Problem to solve - Show each line of the records below where the word "time" occurs.

START Input

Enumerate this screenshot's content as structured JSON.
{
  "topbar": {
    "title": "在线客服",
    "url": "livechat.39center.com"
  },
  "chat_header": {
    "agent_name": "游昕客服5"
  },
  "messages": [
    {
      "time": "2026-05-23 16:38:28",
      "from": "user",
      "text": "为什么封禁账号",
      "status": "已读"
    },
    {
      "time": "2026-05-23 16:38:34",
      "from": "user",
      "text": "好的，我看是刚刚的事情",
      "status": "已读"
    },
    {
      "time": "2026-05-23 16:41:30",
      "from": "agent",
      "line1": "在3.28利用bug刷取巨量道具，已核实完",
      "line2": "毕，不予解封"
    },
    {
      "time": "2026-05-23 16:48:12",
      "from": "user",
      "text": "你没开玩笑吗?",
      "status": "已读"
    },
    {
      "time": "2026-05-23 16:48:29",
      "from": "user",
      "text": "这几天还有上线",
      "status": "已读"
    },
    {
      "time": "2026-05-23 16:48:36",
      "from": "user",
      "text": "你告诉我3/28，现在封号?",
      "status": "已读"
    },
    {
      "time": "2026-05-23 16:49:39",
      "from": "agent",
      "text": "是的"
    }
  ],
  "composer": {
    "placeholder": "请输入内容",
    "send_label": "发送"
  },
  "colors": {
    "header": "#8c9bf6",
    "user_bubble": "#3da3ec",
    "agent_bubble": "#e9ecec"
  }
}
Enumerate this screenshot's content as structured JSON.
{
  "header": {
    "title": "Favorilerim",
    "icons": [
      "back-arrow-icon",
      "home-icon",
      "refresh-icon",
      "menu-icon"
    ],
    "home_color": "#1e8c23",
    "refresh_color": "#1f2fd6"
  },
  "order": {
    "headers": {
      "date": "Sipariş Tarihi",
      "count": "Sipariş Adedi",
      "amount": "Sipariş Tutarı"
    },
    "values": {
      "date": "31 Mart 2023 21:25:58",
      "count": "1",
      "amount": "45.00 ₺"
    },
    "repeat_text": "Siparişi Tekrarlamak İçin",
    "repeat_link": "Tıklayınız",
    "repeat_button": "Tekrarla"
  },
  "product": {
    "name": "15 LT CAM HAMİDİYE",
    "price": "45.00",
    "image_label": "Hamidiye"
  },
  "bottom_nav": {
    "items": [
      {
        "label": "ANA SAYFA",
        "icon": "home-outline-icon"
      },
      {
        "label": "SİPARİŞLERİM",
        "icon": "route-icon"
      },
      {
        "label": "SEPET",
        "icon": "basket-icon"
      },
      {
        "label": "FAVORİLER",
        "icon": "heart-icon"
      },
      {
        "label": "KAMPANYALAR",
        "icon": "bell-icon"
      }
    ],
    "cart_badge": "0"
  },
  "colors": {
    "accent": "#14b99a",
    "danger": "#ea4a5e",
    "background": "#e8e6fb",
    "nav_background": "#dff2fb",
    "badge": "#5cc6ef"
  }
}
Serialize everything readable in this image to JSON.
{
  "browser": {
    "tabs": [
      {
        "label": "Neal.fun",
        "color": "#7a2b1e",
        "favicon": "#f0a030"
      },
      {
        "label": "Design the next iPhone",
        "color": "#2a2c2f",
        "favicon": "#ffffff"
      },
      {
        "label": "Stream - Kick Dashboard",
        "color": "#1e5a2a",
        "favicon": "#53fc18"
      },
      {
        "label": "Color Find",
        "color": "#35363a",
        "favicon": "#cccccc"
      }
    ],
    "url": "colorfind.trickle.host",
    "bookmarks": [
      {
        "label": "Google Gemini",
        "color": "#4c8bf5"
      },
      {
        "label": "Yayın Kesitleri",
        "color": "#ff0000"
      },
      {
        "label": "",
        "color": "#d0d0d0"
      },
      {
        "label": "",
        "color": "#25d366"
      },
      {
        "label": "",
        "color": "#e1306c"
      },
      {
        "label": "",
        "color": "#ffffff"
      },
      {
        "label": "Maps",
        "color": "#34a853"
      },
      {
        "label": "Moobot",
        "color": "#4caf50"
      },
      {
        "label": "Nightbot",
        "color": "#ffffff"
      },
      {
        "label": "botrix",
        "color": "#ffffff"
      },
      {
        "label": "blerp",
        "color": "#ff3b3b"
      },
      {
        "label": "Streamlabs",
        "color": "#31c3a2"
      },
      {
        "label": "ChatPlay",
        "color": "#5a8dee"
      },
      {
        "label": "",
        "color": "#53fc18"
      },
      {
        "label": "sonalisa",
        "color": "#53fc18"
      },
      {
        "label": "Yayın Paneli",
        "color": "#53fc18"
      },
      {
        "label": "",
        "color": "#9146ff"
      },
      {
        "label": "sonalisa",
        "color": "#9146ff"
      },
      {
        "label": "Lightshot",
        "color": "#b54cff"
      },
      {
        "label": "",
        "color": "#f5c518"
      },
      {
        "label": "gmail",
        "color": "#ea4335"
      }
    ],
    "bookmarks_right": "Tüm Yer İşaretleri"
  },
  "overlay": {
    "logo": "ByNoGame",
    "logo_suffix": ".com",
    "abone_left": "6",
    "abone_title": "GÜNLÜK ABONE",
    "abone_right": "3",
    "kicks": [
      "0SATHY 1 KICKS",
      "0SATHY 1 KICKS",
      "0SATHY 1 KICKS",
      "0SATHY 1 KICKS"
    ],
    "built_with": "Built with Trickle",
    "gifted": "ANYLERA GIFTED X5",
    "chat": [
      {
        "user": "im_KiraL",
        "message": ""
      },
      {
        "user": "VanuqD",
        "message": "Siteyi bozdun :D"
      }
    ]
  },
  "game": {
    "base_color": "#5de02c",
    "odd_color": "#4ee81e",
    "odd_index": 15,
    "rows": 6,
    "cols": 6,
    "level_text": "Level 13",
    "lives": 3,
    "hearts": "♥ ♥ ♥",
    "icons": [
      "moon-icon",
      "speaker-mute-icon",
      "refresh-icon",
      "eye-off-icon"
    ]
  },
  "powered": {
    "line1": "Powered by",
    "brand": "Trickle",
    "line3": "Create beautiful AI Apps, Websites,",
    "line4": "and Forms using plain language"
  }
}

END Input

Output -
      "time": "2026-05-23 16:38:28",
      "time": "2026-05-23 16:38:34",
      "time": "2026-05-23 16:41:30",
      "time": "2026-05-23 16:48:12",
      "time": "2026-05-23 16:48:29",
      "time": "2026-05-23 16:48:36",
      "time": "2026-05-23 16:49:39",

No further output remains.